Given the relatively weak job market and financial stall, it's fair to question whether or not banks and investment firms are devoting as many resources to diversity initiatives as they may have in better times. However, according to some in the industry, those efforts remain unaffected.
Milton Irvin is a UBS managing director and Head of Diversity and Inclusion for the Americas. He says the investment bank's diversity programs continue to be a multifaceted approach, devoted to "leveraging talent, impacting culture, and delivering on and taking advantage of marketplace opportunities."
Major global banks and top investment firms have a variety of structured efforts in place, including internships, immersion events, and mentorship programs. Like many of its competitors, UBS runs on-campus and company sessions such as its Freshman Forum and Sophomore Symposium aimed at getting undergraduate and graduate students interested in the financial sector.
The short sessions at UBS offer a glimpse into the trading, sales and research side of the firm. While these one- to three-day programs are not only geared to women, minority, and Lesbian Gay Bisexual Transgender (LGBT) candidates, Irvin says there is considerable focus on bringing diverse candidates to these events. "We look to give students exposure to the business, but particularly exposure to the revenue side."
Deutsche Bank's New York hosted an LGBT Summit titled "Out on the Street" dedicated to advancing the ranks of lesbian, gay, bisexual and transgender banking leaders. Bank of America Merrill Lynch, Barclays, Citibank, Goldman Sachs, and Morgan Stanley also participated in the event. Participants discussed progress to date-particularly the emergence of private banking and advice-giving practices for gay couples, by gay advisors. Recent statistics show three out of four members of the LGBT community have annual household incomes above the national average.
Mentorship is also a critical piece of the diversity puzzle. Currently, UBS is running a global sponsorship and career development initiative focusing on senior level women at the investment bank. This concentration on positions of authority-money-making, C-suite, and client-facing-could be one of the most important moves to show how diversity is prized throughout an organization.
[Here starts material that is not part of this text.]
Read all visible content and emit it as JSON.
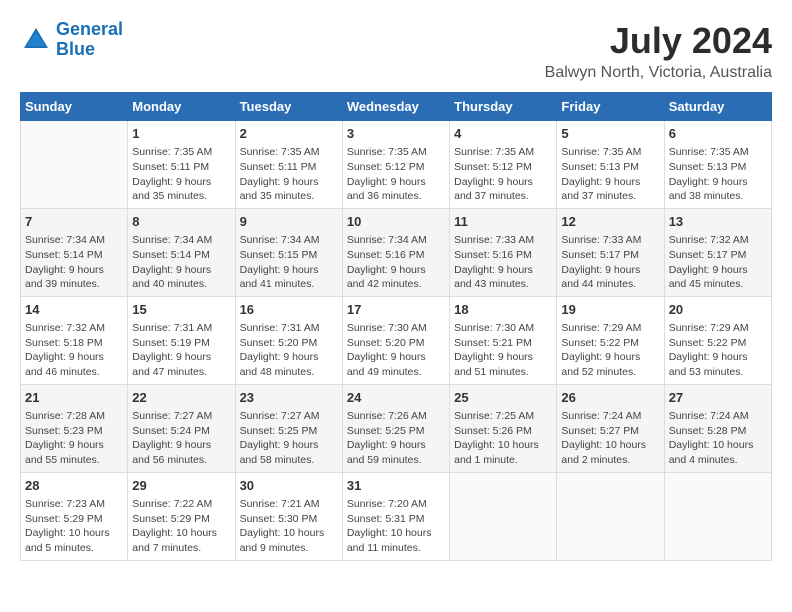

Many of the world's largest banks work with Historically Black Colleges and Universities, female colleges and diversity organizations at targeted universities, to increase their prospective internship and job pool. They also partner with leading diversity organizations, including Management Leadership for Tomorrow, a career development nonprofit devoted to African Americans, Hispanics and Native Americans professionals, and The Robert Toigo Foundation, a not-for-profit organization focused on increasing diversity in the finance industry.
Those in the field say that initiatives need to not only be focused on recruitment, but also on a much more critical issue-retention. Irvin says there is clearly more to be done to hold onto qualified talent. The problem in the finance sector, says Irvin, is that highly qualified professionals-minority, female, gay or lesbian-can easily find other opportunities elsewhere or on the entrepreneurial end.
Jennifer Hatch, president and managing partner at Christopher Street Financial, a wealth management firm catering to the gay and lesbian community, was just one of those people. Hatch previously served as a vice president at JPMorgan and as a managing director at Bear Stearns, working in equities and high yield bonds for institutional investors. "Back when I first started, women couldn't even wear a professional pant suit into the office," she jokes. Now, as an entrepreneur, she says she's outside of the ball and chain of Corporate America and the "master of her own fate". And, similar to other professionals, the money earned on the street allowed her to jump ship and start her own firm.
Retention is a serious money issue for banks and investment firms, as they devote considerable resources to recruit, hire, and train new staff. Says Irvin, "There is a hazard to over-recruiting. The industry needs to focus more attention on retention. It's essential to work harder to retain the people we put considerable effort into bringing on board and up to speed."
Of course, the return on investment (ROI) in diversity programs remains difficult to assess, given the information is generally kept private by the industry. Anecdotally, it seems times have changed somewhat, especially for women on the street. Nina Godiwalla, author of the book Suits: A Woman on Wall Street, agrees, but adds that the grueling environment isn't always welcoming for any professional. In 2009, she started MindWorks, an executive training firm focused on stress management. The Wharton MBA grad and former Morgan Stanley analyst notes, "Not that long ago-in the late 1990s and a bit later-clients were still requesting to not work with women. Things have gotten much, much better."